Exercise aim » Working from the listing below, pick each line containing the word "with" and copy it.

Data extracts »
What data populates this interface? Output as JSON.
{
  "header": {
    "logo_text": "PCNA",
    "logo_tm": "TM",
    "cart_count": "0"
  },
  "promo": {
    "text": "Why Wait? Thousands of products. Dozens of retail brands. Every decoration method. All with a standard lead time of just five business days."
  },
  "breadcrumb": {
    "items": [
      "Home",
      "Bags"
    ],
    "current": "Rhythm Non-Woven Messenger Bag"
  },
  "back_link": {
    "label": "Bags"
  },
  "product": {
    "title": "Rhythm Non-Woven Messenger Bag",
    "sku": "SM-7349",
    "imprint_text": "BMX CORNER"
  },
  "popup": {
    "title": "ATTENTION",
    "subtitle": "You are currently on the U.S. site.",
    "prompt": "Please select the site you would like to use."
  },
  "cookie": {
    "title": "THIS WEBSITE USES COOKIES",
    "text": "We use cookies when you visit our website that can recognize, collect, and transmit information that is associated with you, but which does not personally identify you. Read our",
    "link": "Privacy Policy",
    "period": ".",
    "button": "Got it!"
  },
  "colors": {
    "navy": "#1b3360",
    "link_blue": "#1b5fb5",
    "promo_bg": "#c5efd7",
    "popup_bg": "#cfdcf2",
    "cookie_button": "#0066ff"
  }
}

Answer to the exercise »
    "text": "Why Wait? Thousands of products. Dozens of retail brands. Every decoration method. All with a standard lead time of just five business days."
    "text": "We use cookies when you visit our website that can recognize, collect, and transmit information that is associated with you, but which does not personally identify you. Read our",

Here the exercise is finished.